London Layout Festival 2015: artist Camilla Barnard has designed a wooden and hand-painted replica of a London Underground station inside the former campus of artwork school Central St Martins .
Sculptor and illustrator Camilla Barnard recreates everyday objects and iconic items in wood, ranging from the petite – a Bialetti moka coffee pot and Kellogg’s cereal boxes – to the scale replica of a tube station.
Wooden Tube Station was produced for this year’s designjunction exhibition in London, which has moved into the former art school campus in Holborn, in the central region of the city.
The set-like set up, made completely from hand-illustrated sheets of timber, was created over a time period of 3 months at Barnard’s studio in east London.
The artist collaborated with woodworker Gunter Luck on the task, meticulously measuring the dimensions of barriers, ticket machines and tiles in London Underground stations to develop accurate scale models for the installation.
Barnard and Luck wore florescent orange boiler suits for the opening of the set up as a nod to the workwear of Underground engineers.
“I want to consider to replicate as several things as I can, so a Tube station is really a massive iconic one particular to tick off the checklist,” Barnard told Dezeen at the opening of the installation.
Relevant story: Isabel + Helen utilizes brightly coloured shapes to generate Constructivism-inspired swing
“I started doing it at university and people started to genuinely engage with it and adore it so it escalated into a career,” she explained. “Men and women maintain asking me to make things and I enjoy doing it, trying to keep copying.”
Barnard hand-painted the Tube maps, stacks of Metro newspapers with spoof headlines and signage inside the set up.
Whilst the dimensions of every single object are meant to accurately reflect the proportions of a actual station,”wibbly-wobbly” painted and drawn outlines give the piece a handmade and illustrative look.
“I’m not the most precise man or woman, I don’t think I could make some thing specifically copied – it appears like a 3D illustration actually,” she explained. “It’s acquired all the measurements and details but then I freehand a bit as well.”
The installation is sponsored by Dulux, and the paint brand is referenced in commercials on the mock tiles that form the station’s walls. Barnard carried close to swatches from the paint brand for the duration of the style process to help match the colour of elements employed in true stations.
“Every time I had to go someplace I had my tape measure and my camera,” she explained, “and Dulux sponsored it so I had a load of Dulux swatches that I had to match up.”
The names of the crew who aided construct the set up are credited on the eastbound and westbound signage behind the ticket barriers, even though modest tablet screens inserted in the front of the ticket machines displays a video of the installation process.
Hand-written posters detail the names of the designers included in an exhibition of merchandise from Transport for London (TfL) – the organisation accountable for managing the London underground and bus networks – to 1 side of the set up.

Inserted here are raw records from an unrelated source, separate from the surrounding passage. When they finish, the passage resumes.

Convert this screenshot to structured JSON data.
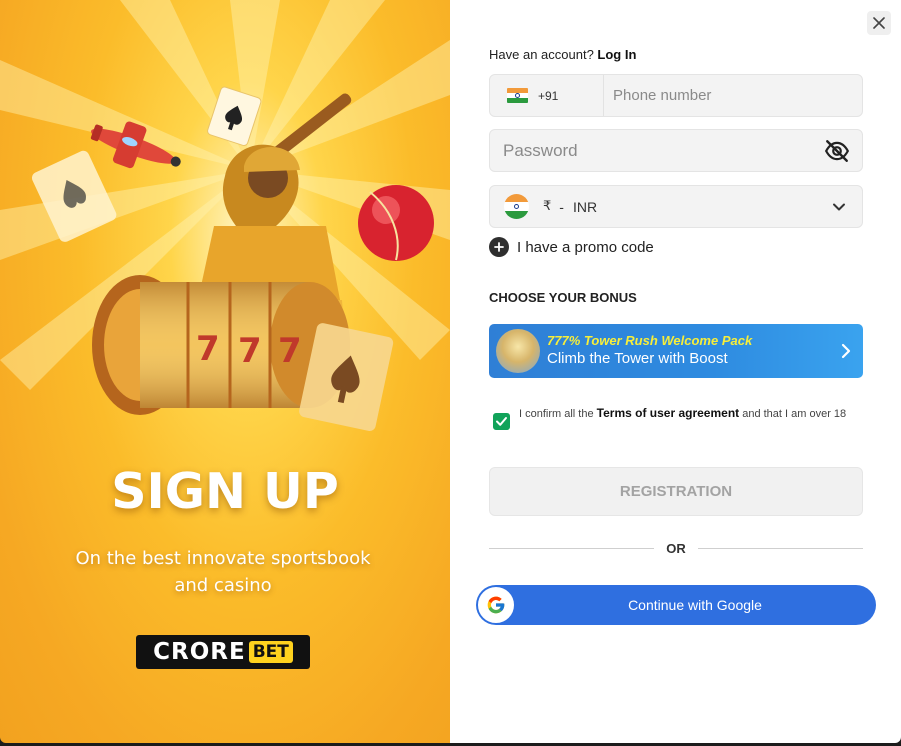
{
  "promo": {
    "title": "SIGN UP",
    "subtitle": "On the best innovate sportsbook and casino",
    "logo": {
      "part1": "CRORE",
      "part2": "BET"
    },
    "accent_color": "#fbbc2a"
  },
  "form": {
    "close_icon": "close-icon",
    "have_account": "Have an account?",
    "login_link": "Log In",
    "phone": {
      "country_code": "+91",
      "placeholder": "Phone number",
      "flag_icon": "india-flag-icon"
    },
    "password": {
      "placeholder": "Password",
      "toggle_icon": "eye-slash-icon"
    },
    "currency": {
      "symbol": "₹",
      "separator": "-",
      "code": "INR",
      "dropdown_icon": "chevron-down-icon"
    },
    "promo_code_label": "I have a promo code",
    "bonus_section_title": "CHOOSE YOUR BONUS",
    "bonus": {
      "title": "777% Tower Rush Welcome Pack",
      "subtitle": "Climb the Tower with Boost",
      "arrow_icon": "chevron-right-icon",
      "title_color": "#f7ee3a",
      "bg_color": "#2f7fd6"
    },
    "agreement": {
      "checked": true,
      "prefix": "I confirm all the",
      "link": "Terms of user agreement",
      "suffix": "and that I am over 18"
    },
    "register_label": "REGISTRATION",
    "or_label": "OR",
    "google_label": "Continue with Google",
    "google_color": "#2f6fe0",
    "check_color": "#11a35a"
  }
}
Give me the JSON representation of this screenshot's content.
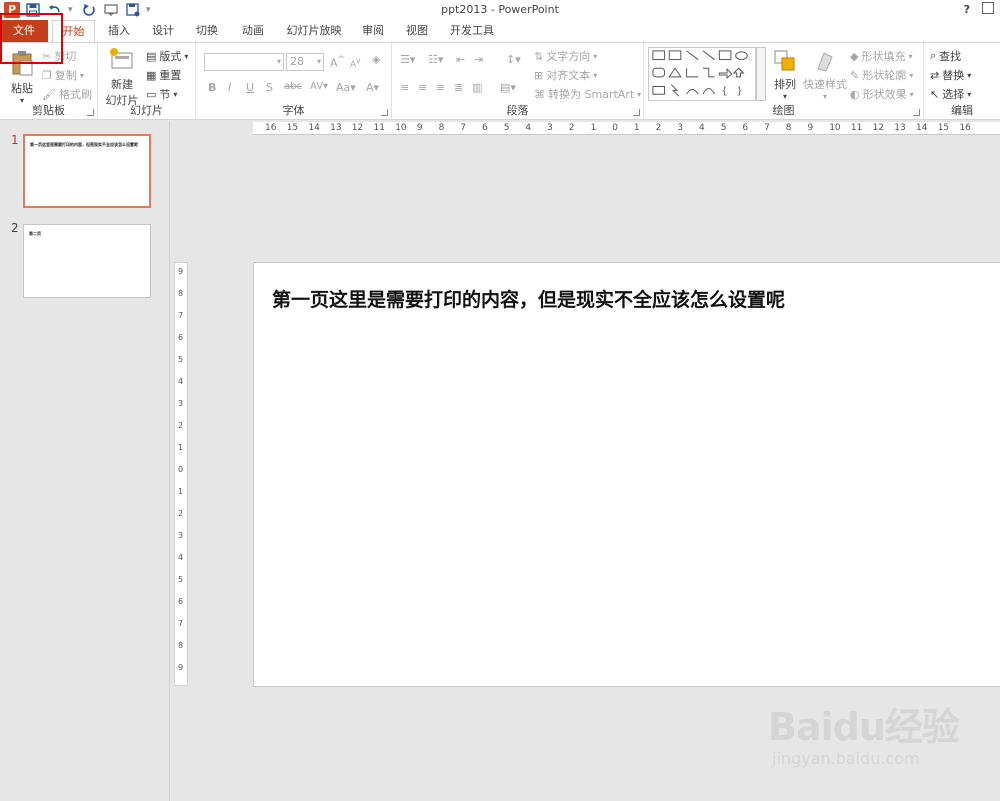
{
  "window": {
    "title": "ppt2013 - PowerPoint",
    "app_logo": "P",
    "help": "?"
  },
  "tabs": [
    "文件",
    "开始",
    "插入",
    "设计",
    "切换",
    "动画",
    "幻灯片放映",
    "审阅",
    "视图",
    "开发工具"
  ],
  "ribbon": {
    "clipboard": {
      "label": "剪贴板",
      "paste": "粘贴",
      "cut": "剪切",
      "copy": "复制",
      "format_painter": "格式刷"
    },
    "slides": {
      "label": "幻灯片",
      "new_slide_line1": "新建",
      "new_slide_line2": "幻灯片",
      "layout": "版式",
      "reset": "重置",
      "section": "节"
    },
    "font": {
      "label": "字体",
      "font_name": "",
      "font_size": "28",
      "bold": "B",
      "italic": "I",
      "underline": "U",
      "shadow": "S",
      "strikethrough": "abc",
      "spacing": "AV",
      "case": "Aa",
      "color": "A",
      "grow": "A",
      "shrink": "A"
    },
    "paragraph": {
      "label": "段落",
      "text_direction": "文字方向",
      "align_text": "对齐文本",
      "convert_smartart": "转换为 SmartArt"
    },
    "drawing": {
      "label": "绘图",
      "arrange": "排列",
      "quick_styles": "快速样式",
      "shape_fill": "形状填充",
      "shape_outline": "形状轮廓",
      "shape_effects": "形状效果"
    },
    "editing": {
      "label": "编辑",
      "find": "查找",
      "replace": "替换",
      "select": "选择"
    }
  },
  "ruler_h": [
    "16",
    "15",
    "14",
    "13",
    "12",
    "11",
    "10",
    "9",
    "8",
    "7",
    "6",
    "5",
    "4",
    "3",
    "2",
    "1",
    "0",
    "1",
    "2",
    "3",
    "4",
    "5",
    "6",
    "7",
    "8",
    "9",
    "10",
    "11",
    "12",
    "13",
    "14",
    "15",
    "16"
  ],
  "ruler_v": [
    "9",
    "8",
    "7",
    "6",
    "5",
    "4",
    "3",
    "2",
    "1",
    "0",
    "1",
    "2",
    "3",
    "4",
    "5",
    "6",
    "7",
    "8",
    "9"
  ],
  "thumbnails": [
    {
      "number": "1",
      "text": "第一页这里是需要打印的内容，但是现实不全应该怎么设置呢"
    },
    {
      "number": "2",
      "text": "第二页"
    }
  ],
  "slide": {
    "text": "第一页这里是需要打印的内容，但是现实不全应该怎么设置呢"
  },
  "watermark": {
    "logo": "Baidu经验",
    "url": "jingyan.baidu.com"
  },
  "colors": {
    "accent": "#c43e1c",
    "highlight": "#e10000",
    "selected_thumb": "#e8765a"
  }
}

Amongst the newly licensed TfL products are textiles by Michelle Mason for Swoon Editions, furnishings by designjunction director Michael Sodeau and an up to date model of the traditional 1940s Coolicon lampshade by Trent Jennings.
“The wooden station is sort of a stage to existing stuff as well as currently being a unusual set up you can check out,” said Barnard.
The installation, which is positioned at 1 end of a Transport for London-themed cafe at designjunction, marks the starting of an 18-month programme of occasions, exhibitions and competitions celebrating London Underground’s 150th birthday.
Architecture company NBBJ recently unveiled a conceptual plan to flip the Tube’s Circle Line tunnel into a 17-mile-lengthy moving walkway to honour of the 150th anniversary, whilst earlier this 12 months Gensler shared ideas to repurpose abandoned tube tunnels as a subterranean cycle path.
A fleet of driverless trains created by London studio Priestmangoode are due to be rolled out across 4 lines as element of the Tube network’s ongoing upgrading works by 2020.
Barnard, who graduated from University of Brighton’s undergraduate Resources Practice program in 2011, has also recreated the crown jewels in wood for the annual Designersblock exhibition, which is currently being held at the Bargehouse in London until finally 27 September 2015.
Last year, designer Lucy Sparrow recreated more than 400 common convenience keep goods from felt and exhibited them in an east London corner store for a temporary set up.
Wooden Tube Station will be on show at the former creating of Central Saint Martins until 27 September as component of this year’s London Design and style Festival.
Photography is by Jeff Moore.